==== EXERCISE DATA ====
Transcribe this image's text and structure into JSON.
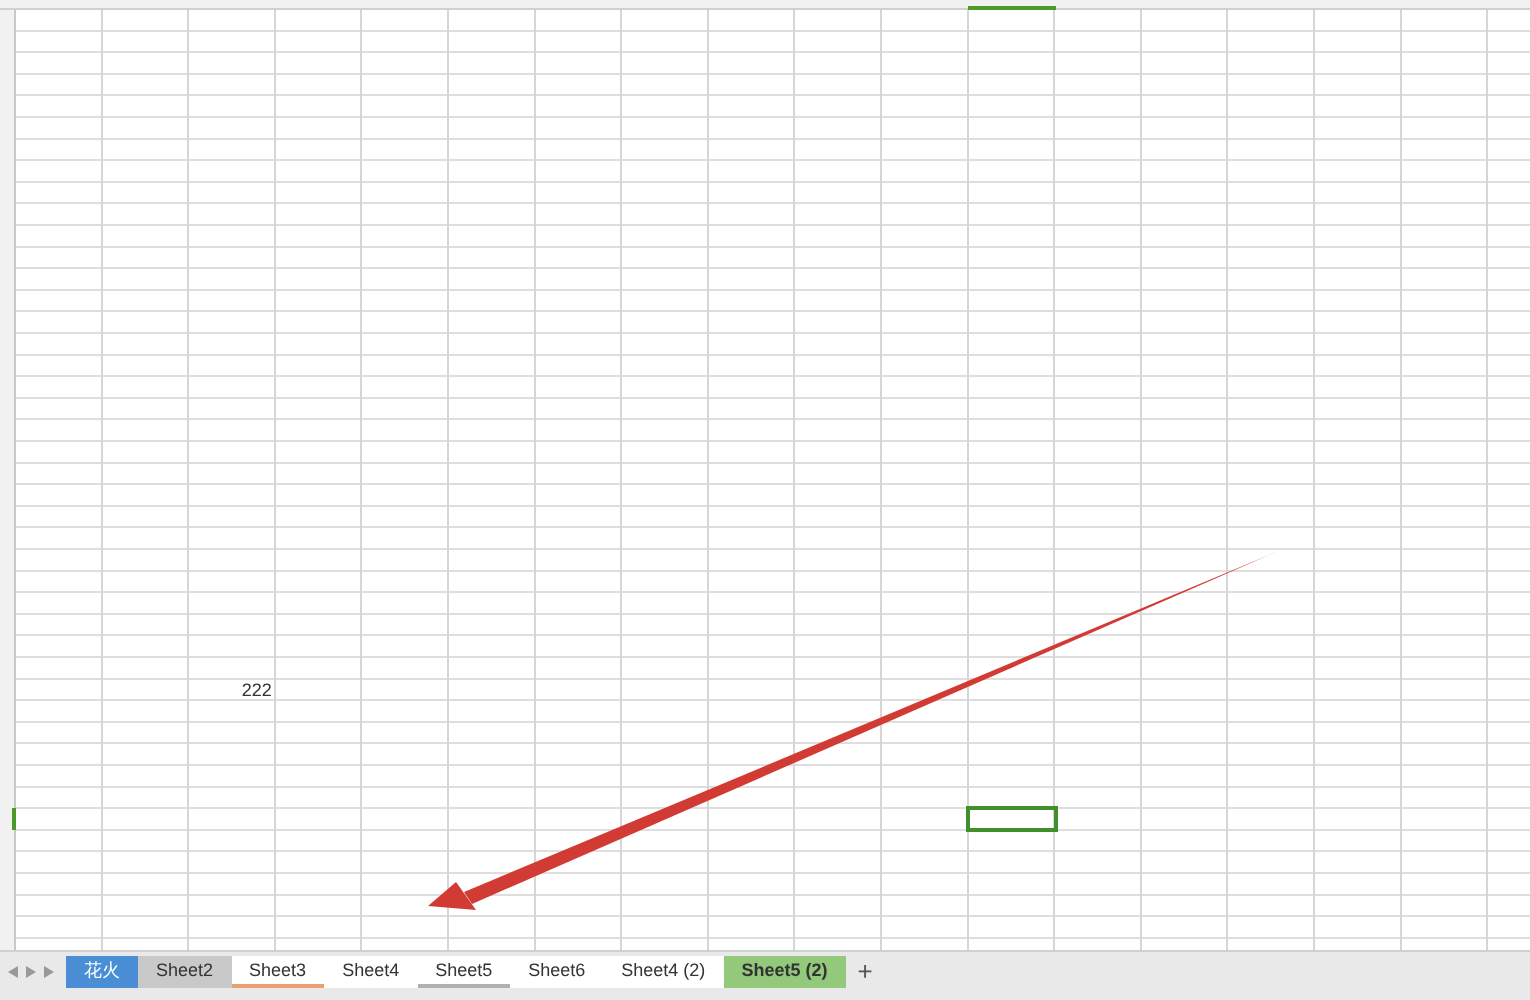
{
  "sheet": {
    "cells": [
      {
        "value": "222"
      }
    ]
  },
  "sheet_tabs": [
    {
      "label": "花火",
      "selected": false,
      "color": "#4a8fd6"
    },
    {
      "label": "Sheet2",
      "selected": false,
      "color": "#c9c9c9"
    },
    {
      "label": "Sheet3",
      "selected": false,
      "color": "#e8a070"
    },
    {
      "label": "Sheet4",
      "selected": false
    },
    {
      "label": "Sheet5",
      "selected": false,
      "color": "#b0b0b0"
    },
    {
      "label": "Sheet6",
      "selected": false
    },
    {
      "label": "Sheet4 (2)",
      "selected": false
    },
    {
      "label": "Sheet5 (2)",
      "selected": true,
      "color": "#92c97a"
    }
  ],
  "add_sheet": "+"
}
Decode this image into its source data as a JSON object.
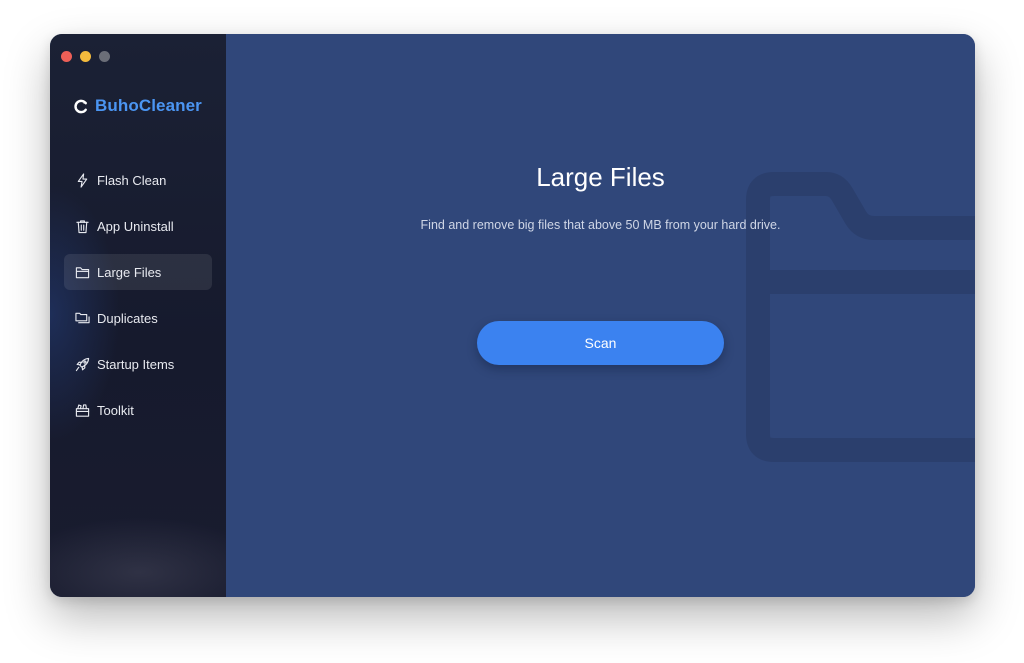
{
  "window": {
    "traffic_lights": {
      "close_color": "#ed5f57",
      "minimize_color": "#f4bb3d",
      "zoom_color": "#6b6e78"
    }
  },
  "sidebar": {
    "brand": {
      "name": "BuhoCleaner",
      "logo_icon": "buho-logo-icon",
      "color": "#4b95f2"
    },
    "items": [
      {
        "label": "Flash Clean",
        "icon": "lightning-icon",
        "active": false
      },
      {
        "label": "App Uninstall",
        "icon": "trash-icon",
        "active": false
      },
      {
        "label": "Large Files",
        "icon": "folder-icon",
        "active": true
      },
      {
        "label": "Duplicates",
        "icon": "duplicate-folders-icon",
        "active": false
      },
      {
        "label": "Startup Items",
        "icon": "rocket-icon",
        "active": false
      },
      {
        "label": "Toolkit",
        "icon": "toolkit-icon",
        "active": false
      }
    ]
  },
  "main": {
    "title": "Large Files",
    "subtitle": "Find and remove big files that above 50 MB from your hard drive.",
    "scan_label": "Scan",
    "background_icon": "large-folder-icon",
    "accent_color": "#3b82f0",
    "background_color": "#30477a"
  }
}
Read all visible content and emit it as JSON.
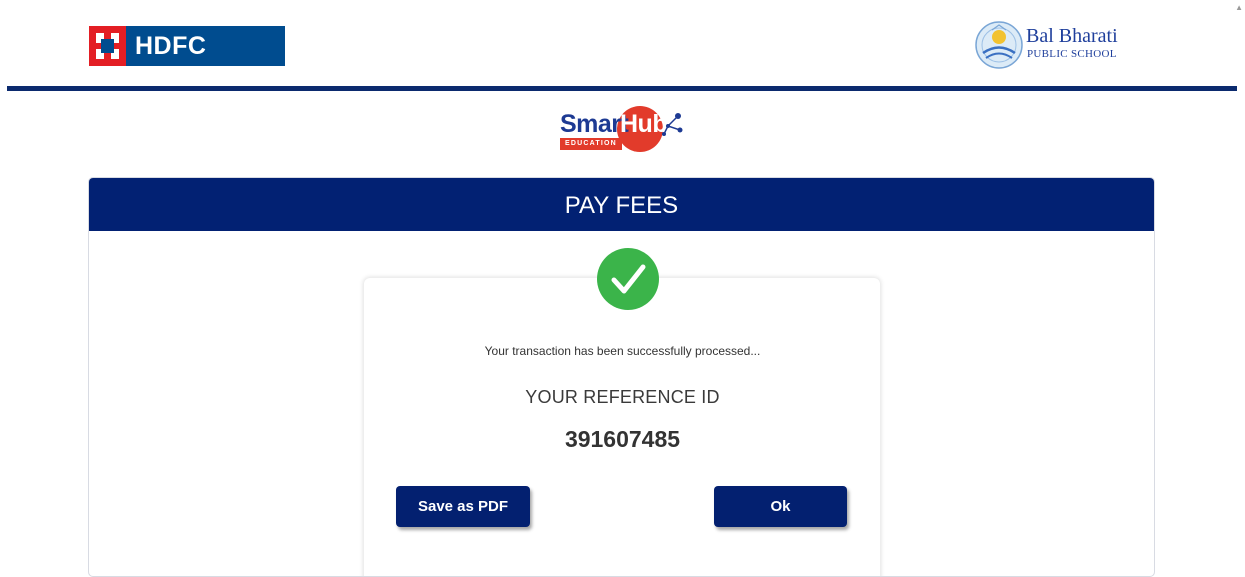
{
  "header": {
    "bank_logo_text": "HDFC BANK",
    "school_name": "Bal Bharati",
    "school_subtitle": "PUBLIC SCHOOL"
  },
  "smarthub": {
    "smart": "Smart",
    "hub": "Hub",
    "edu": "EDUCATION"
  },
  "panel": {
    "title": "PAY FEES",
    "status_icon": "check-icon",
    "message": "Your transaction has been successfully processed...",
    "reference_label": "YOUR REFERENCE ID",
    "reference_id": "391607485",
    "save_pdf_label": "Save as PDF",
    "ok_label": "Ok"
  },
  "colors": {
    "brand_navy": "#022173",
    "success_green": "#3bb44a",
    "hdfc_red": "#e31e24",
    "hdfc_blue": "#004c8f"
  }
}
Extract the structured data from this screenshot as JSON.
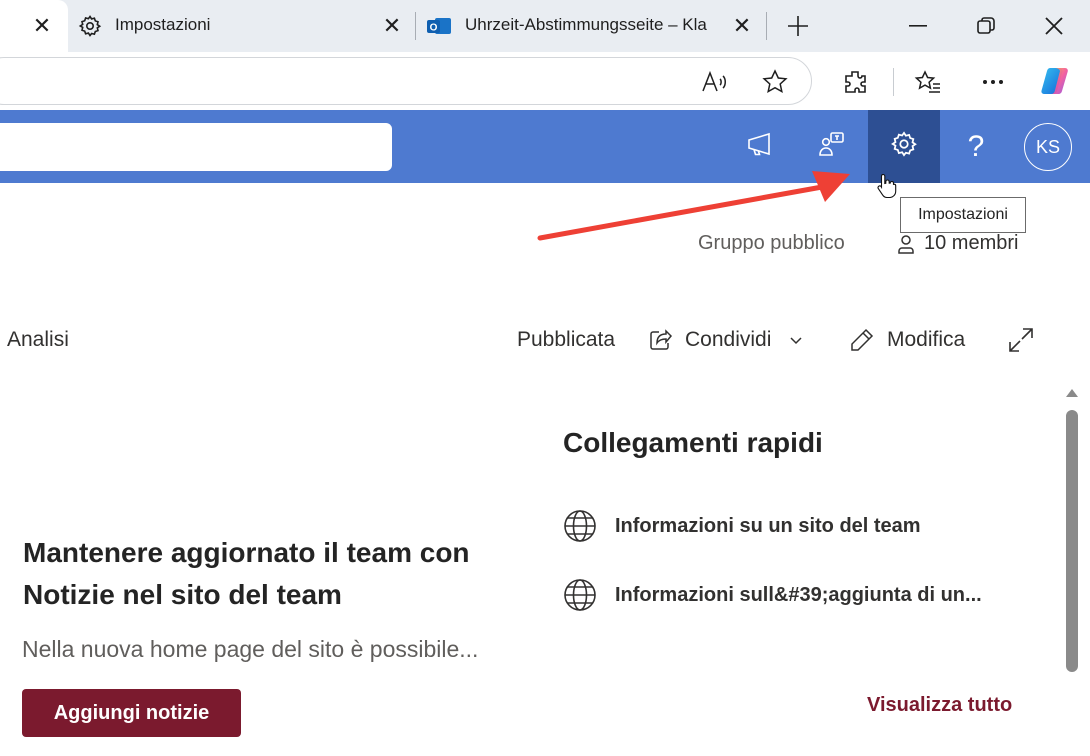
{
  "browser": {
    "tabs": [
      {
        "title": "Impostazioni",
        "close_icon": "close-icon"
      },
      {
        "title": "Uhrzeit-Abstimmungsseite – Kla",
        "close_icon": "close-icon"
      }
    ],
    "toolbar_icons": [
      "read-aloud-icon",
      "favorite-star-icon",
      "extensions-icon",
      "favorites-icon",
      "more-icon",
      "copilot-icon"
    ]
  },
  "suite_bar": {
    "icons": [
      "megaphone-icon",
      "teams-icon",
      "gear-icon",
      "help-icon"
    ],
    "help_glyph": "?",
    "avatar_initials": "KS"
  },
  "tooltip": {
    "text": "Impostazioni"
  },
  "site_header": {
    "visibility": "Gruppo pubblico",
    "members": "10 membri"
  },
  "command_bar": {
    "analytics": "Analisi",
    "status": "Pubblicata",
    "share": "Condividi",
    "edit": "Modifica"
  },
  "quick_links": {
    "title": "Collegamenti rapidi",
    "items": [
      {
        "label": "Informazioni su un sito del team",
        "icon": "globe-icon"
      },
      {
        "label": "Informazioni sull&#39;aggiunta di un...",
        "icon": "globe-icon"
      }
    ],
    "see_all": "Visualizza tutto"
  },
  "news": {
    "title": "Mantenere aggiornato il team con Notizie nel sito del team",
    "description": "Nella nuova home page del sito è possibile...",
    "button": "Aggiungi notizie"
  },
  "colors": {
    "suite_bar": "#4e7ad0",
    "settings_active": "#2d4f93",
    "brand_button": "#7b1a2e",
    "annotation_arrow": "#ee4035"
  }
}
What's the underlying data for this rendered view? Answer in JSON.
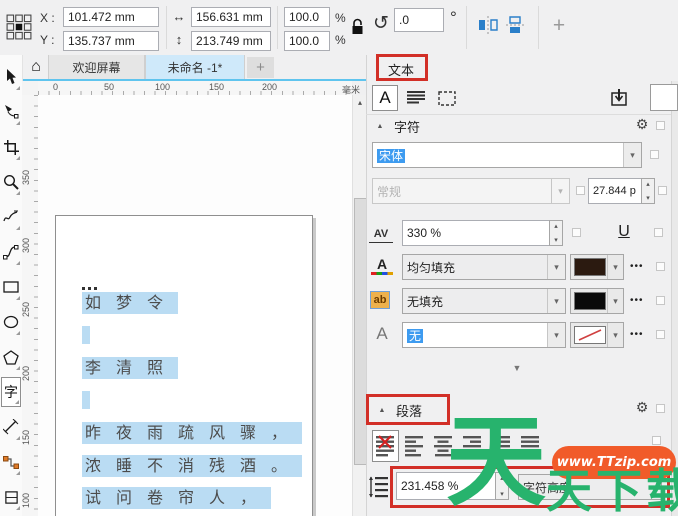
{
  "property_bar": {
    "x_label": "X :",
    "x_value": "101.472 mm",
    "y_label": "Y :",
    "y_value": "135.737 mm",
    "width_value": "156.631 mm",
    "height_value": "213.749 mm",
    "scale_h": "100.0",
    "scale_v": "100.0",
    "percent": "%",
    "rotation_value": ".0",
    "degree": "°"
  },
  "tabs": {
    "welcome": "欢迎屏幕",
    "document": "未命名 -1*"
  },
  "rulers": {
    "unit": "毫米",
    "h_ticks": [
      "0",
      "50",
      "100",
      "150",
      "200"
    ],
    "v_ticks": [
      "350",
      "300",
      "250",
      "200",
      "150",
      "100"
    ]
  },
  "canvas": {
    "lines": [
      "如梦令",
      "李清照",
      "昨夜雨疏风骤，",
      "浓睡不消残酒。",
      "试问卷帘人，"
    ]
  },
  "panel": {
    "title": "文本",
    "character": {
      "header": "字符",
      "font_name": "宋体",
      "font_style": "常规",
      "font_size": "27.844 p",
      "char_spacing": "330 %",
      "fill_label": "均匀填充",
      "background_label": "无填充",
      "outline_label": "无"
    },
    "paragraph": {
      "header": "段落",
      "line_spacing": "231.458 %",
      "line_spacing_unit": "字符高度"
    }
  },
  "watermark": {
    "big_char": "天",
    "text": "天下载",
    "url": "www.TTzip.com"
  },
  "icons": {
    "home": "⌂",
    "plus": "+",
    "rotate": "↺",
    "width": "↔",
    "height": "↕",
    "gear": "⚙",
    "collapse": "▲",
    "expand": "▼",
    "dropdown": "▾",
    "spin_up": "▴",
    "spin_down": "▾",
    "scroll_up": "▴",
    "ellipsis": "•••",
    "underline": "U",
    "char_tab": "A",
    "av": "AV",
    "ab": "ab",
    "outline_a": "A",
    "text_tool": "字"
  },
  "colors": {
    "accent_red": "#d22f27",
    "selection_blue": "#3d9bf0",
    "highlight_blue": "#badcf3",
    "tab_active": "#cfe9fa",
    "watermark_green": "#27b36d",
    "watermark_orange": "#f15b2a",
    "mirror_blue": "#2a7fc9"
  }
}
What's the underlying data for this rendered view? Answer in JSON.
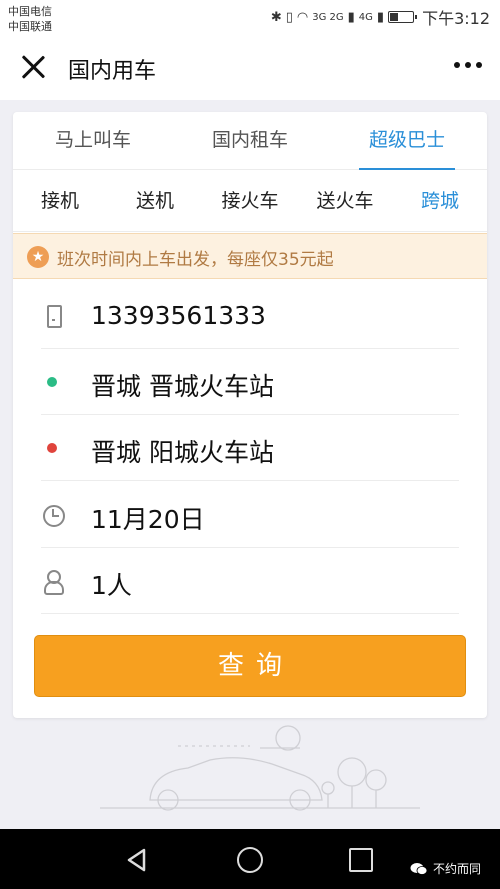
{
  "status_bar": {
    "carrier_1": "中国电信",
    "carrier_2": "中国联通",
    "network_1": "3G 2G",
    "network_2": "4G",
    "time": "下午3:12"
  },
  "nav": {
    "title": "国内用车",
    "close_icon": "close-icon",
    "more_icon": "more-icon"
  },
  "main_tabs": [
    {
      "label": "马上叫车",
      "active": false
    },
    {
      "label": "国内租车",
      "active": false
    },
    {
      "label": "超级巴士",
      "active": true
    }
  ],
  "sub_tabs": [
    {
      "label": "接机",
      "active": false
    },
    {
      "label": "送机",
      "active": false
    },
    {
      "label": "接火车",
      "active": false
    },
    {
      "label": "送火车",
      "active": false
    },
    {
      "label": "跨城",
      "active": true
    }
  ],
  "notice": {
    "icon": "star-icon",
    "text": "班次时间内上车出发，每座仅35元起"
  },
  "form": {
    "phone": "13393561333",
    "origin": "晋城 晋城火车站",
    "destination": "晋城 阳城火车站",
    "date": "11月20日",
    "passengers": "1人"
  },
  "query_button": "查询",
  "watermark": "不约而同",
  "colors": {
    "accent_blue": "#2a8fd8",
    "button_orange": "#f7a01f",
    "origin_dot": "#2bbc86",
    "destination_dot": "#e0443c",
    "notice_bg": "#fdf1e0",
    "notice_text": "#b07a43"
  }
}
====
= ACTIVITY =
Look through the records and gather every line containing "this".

= FINISHED TASK =
Transcribe this image's text and structure into JSON.
Decode this image into its source data as a JSON object.
Extract the structured data from this screenshot as JSON.
What's the underlying data for this rendered view? Answer in JSON.
What's the underlying data for this rendered view? Answer in JSON.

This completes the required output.